» **TASK OBJECTIVE**
Check each line of the entries for "true" and report the ones that have it.

Top of RECORDS TO USE

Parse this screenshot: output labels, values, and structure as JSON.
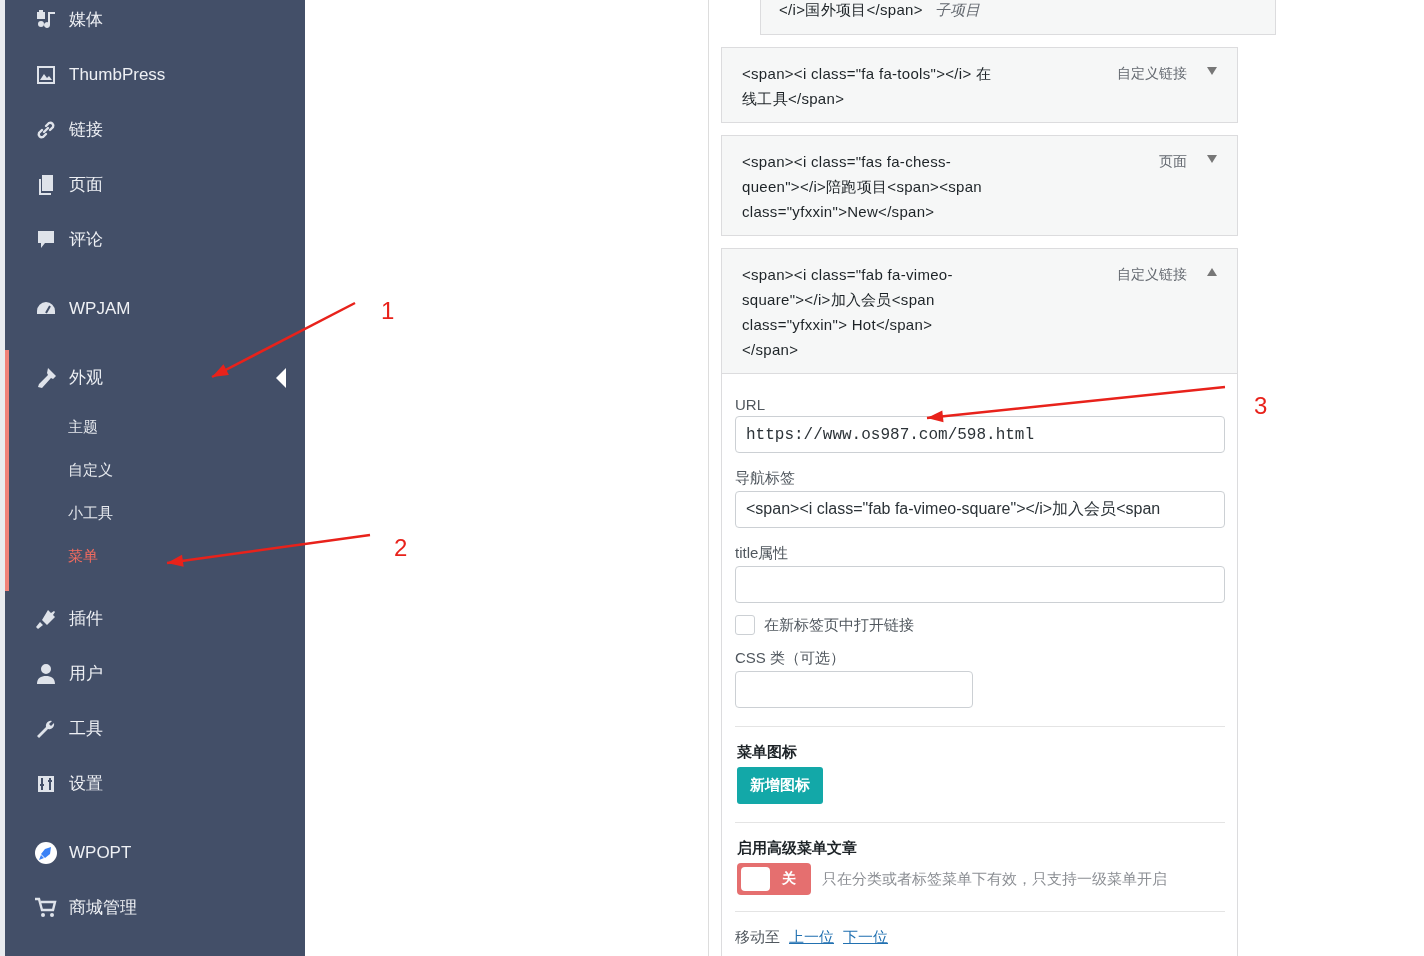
{
  "sidebar": {
    "groups": [
      {
        "items": [
          {
            "label": "媒体",
            "current": false
          },
          {
            "label": "ThumbPress",
            "current": false
          },
          {
            "label": "链接",
            "current": false
          },
          {
            "label": "页面",
            "current": false
          },
          {
            "label": "评论",
            "current": false
          }
        ]
      },
      {
        "items": [
          {
            "label": "WPJAM",
            "current": false
          }
        ]
      },
      {
        "items": [
          {
            "label": "外观",
            "current": true,
            "children": [
              {
                "label": "主题",
                "selected": false
              },
              {
                "label": "自定义",
                "selected": false
              },
              {
                "label": "小工具",
                "selected": false
              },
              {
                "label": "菜单",
                "selected": true
              }
            ]
          },
          {
            "label": "插件",
            "current": false
          },
          {
            "label": "用户",
            "current": false
          },
          {
            "label": "工具",
            "current": false
          },
          {
            "label": "设置",
            "current": false
          }
        ]
      },
      {
        "items": [
          {
            "label": "WPOPT",
            "current": false
          },
          {
            "label": "商城管理",
            "current": false
          }
        ]
      }
    ]
  },
  "menu_items": [
    {
      "title": "</i>国外项目</span>",
      "sub_label": "子项目",
      "expanded": false,
      "kind": "child"
    },
    {
      "title": "<span><i class=\"fa fa-tools\"></i> 在线工具</span>",
      "type": "自定义链接",
      "expanded": false,
      "kind": "top"
    },
    {
      "title": "<span><i class=\"fas fa-chess-queen\"></i>陪跑项目<span><span class=\"yfxxin\">New</span>",
      "type": "页面",
      "expanded": false,
      "kind": "top"
    },
    {
      "title": "<span><i class=\"fab fa-vimeo-square\"></i>加入会员<span class=\"yfxxin\"> Hot</span> </span>",
      "type": "自定义链接",
      "expanded": true,
      "kind": "top"
    }
  ],
  "settings": {
    "url": {
      "label": "URL",
      "value": "https://www.os987.com/598.html"
    },
    "nav_label": {
      "label": "导航标签",
      "value": "<span><i class=\"fab fa-vimeo-square\"></i>加入会员<span"
    },
    "title_attr": {
      "label": "title属性"
    },
    "new_tab": {
      "label": "在新标签页中打开链接",
      "checked": false
    },
    "css_class": {
      "label": "CSS 类（可选）"
    },
    "menu_icon": {
      "heading": "菜单图标",
      "button": "新增图标"
    },
    "advanced": {
      "heading": "启用高级菜单文章",
      "toggle": {
        "on": false,
        "label": "关"
      },
      "hint": "只在分类或者标签菜单下有效，只支持一级菜单开启"
    },
    "move": {
      "label": "移动至",
      "links": [
        "上一位",
        "下一位"
      ]
    }
  },
  "annotations": [
    {
      "number": "1"
    },
    {
      "number": "2"
    },
    {
      "number": "3"
    }
  ]
}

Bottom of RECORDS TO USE

» **ANSWER FOR THE TASK**
            "current": true,
                "selected": true
      "expanded": true,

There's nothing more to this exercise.